Background: Uncontrolled hypertension is the largest single contributor to all-cause and cardiovascular mortality in the U.S. population. Nurse- and pharmacist-led team-based care and telehealth care interventions have been shown to result in large and lasting improvements in blood pressure (BP); however, it is unclear how successfully these can be implemented at scale in real-world settings. It is also uncertain how telehealth interventions impact patient experience compared to traditional clinic-based care. Aims/objectives: To compare the effects of two evidence-based blood pressure care strategies in the primary care setting: (1) best-practice clinic-based care and (2) telehealth care with home BP telemonitoring and management by a clinical pharmacist. To evaluate implementation using mixed-methods supported by the RE-AIM framework and Consolidated Framework for Implementation Research. Methods: The design is a cluster-randomized comparative effectiveness pragmatic trial in 21 primary care clinics (9 clinic-based care, 12 telehealth care). Adult patients (age 18–85) with hypertension are enrolled via automated electronic health record (EHR) tools during primary care encounters if BP is elevated to ≥150/95 mmHg at two consecutive visits. The primary outcome is change in systolic BP over 12 months as extracted from the EHR. Secondary outcomes are change in key patient-reported outcomes over 6 months as measured by surveys.
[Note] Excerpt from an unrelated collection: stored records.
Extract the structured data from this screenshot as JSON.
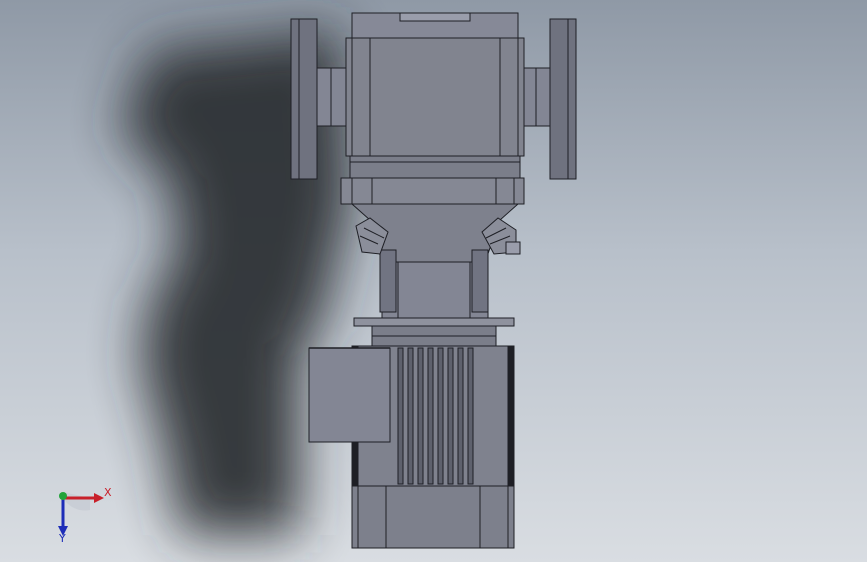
{
  "viewport": {
    "background_top": "#8f99a6",
    "background_bottom": "#d9dde2",
    "part_color": "#7c7f8d",
    "edge_color": "#1e1f25",
    "shadow_color": "#2b2e33"
  },
  "triad": {
    "x_label": "X",
    "y_label": "Y",
    "x_color": "#c8202a",
    "y_color": "#1d2db8",
    "z_color": "#22a33a"
  }
}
Qualitative data are collected at various time points to investigate implementation barriers and help explain intervention effects. Conclusion: This pragmatic trial aims to inform health systems about the benefits, strengths, and limitations of implementing home BP telemonitoring with pharmacist management for uncontrolled hypertension in real-world primary care settings.
ASJC Scopus subject areas
- Pharmacology (medical)